• [RECORDS SUPPLIED]
※ ※ ※

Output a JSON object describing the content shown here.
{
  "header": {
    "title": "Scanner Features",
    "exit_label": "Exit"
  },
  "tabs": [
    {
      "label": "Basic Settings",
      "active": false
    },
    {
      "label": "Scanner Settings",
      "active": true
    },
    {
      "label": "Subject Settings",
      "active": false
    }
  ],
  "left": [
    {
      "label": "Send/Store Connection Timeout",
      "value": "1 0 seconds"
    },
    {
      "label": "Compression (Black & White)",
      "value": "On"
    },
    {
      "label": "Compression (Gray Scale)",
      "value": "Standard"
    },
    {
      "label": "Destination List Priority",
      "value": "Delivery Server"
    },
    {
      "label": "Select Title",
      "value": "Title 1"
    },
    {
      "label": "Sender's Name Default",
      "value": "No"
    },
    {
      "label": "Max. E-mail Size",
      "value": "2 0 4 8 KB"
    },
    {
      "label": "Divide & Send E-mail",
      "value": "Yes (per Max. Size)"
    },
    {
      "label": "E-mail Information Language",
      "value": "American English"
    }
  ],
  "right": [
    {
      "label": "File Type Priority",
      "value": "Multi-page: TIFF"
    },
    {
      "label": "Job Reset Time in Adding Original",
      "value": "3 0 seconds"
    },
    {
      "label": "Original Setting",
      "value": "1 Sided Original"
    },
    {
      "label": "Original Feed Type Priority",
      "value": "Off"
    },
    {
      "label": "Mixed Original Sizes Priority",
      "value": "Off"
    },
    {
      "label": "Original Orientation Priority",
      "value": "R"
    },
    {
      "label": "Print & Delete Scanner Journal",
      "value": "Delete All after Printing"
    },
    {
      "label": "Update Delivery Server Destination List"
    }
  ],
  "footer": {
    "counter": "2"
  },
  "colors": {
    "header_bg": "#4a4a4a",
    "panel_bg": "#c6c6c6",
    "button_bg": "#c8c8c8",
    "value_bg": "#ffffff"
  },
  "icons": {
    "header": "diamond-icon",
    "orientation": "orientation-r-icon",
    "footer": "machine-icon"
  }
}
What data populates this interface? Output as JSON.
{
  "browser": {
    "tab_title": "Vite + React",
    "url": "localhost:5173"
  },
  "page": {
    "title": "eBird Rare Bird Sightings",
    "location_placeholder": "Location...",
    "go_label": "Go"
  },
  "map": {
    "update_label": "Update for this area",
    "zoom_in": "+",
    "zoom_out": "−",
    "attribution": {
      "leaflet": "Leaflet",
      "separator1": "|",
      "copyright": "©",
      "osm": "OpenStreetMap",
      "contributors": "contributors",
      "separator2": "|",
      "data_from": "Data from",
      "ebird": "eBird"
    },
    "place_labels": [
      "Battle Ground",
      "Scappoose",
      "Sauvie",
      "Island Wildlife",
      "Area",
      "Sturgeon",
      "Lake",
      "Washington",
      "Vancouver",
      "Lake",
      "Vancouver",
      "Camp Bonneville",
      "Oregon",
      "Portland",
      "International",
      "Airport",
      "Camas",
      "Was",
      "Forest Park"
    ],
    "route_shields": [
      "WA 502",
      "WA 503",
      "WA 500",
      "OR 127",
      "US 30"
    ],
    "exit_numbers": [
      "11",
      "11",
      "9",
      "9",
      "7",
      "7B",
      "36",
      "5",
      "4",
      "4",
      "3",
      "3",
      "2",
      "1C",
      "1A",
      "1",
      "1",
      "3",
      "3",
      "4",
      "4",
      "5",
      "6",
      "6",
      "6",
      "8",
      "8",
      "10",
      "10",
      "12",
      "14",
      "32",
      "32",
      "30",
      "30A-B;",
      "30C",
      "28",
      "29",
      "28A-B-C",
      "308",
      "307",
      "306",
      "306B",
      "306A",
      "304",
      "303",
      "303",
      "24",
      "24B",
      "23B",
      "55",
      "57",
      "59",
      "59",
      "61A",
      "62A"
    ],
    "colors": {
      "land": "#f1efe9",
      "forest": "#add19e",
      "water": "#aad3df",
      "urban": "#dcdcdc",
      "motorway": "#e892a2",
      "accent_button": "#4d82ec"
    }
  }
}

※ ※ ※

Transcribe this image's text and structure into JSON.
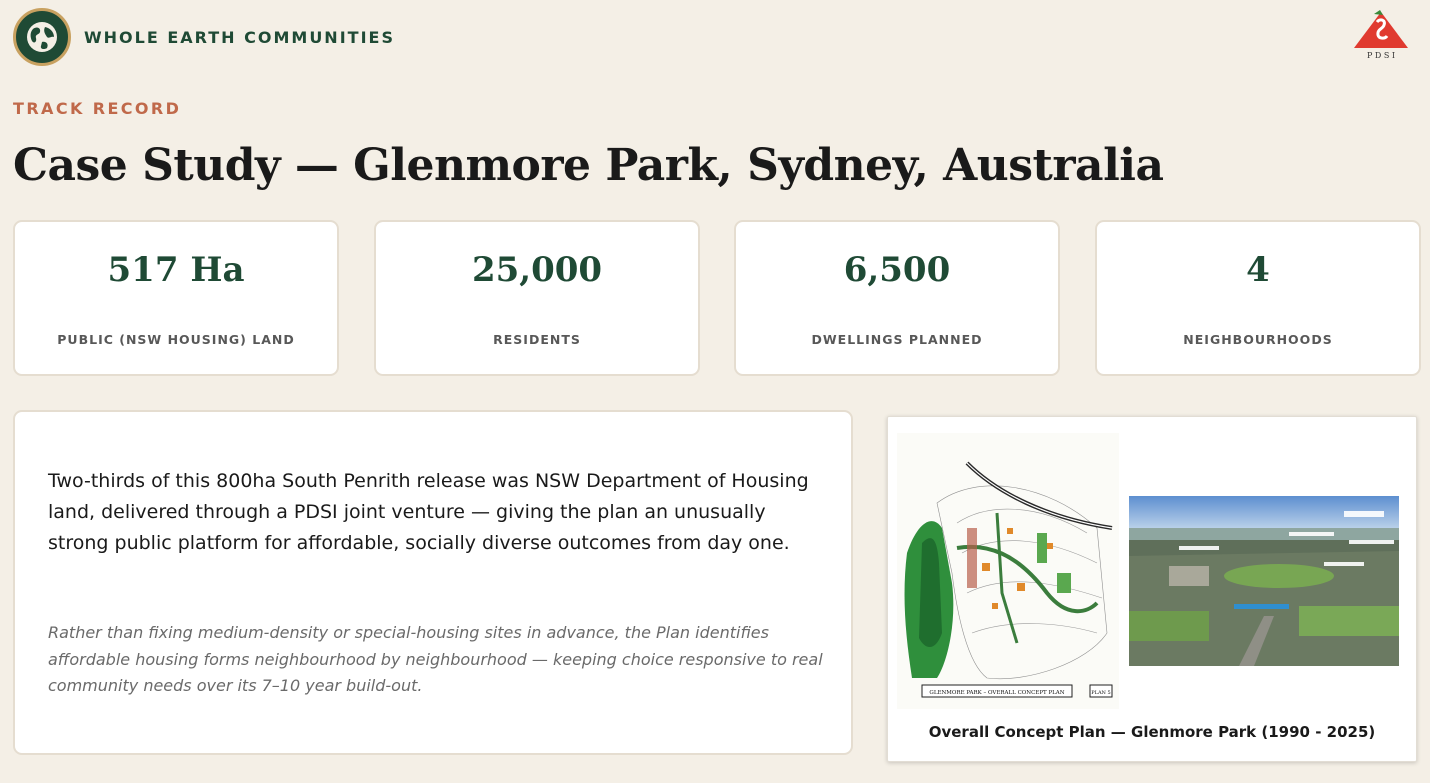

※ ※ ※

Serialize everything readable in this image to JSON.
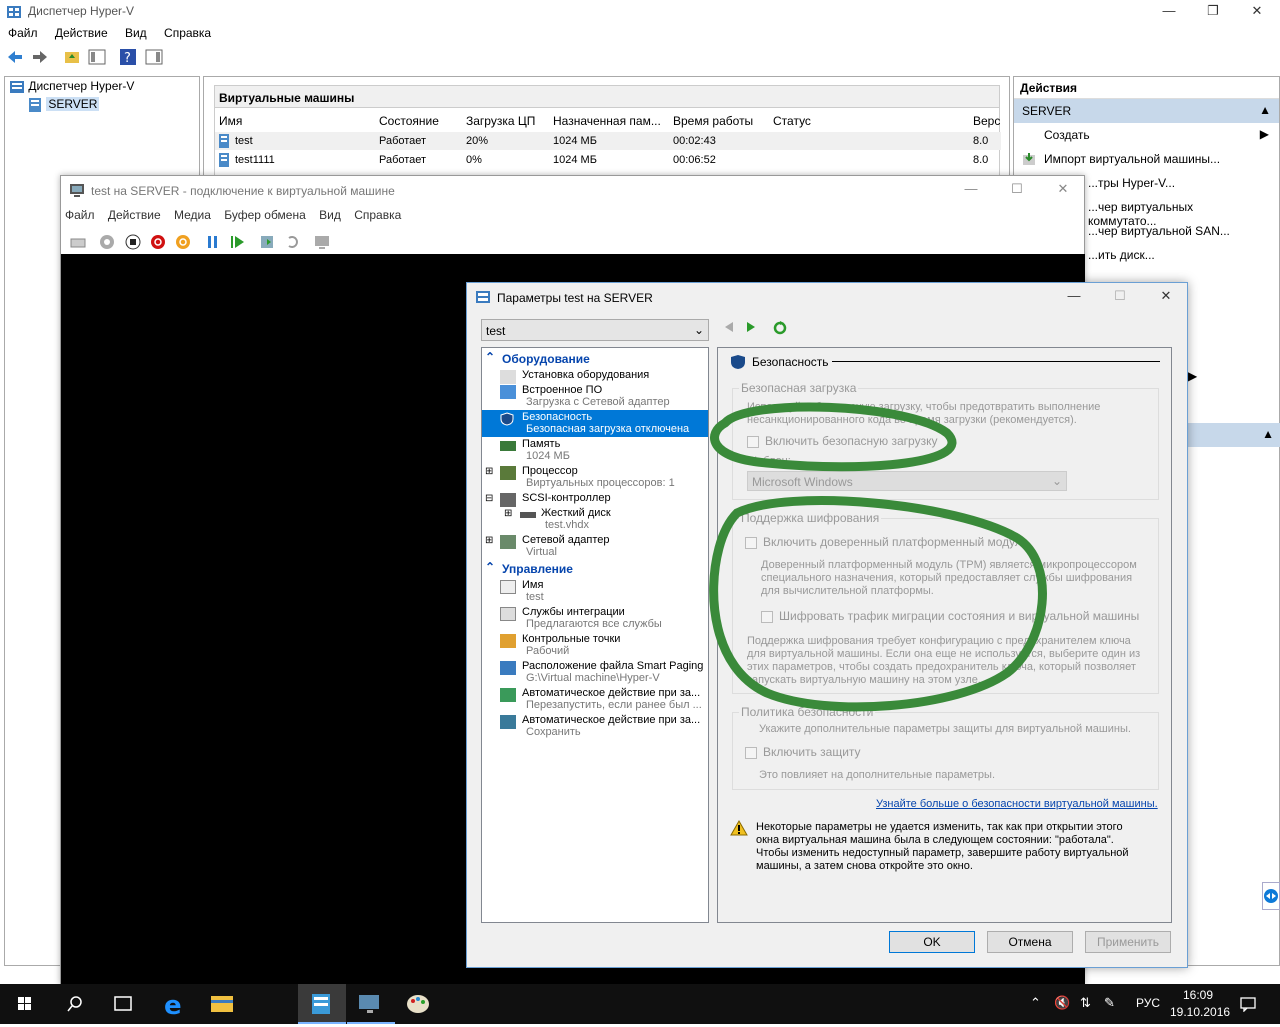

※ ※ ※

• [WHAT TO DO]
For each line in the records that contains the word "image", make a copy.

• [RESULT OF THIS TASK]
Transcribe this image's text and structure into JSON.
Serialize everything readable in this image to JSON.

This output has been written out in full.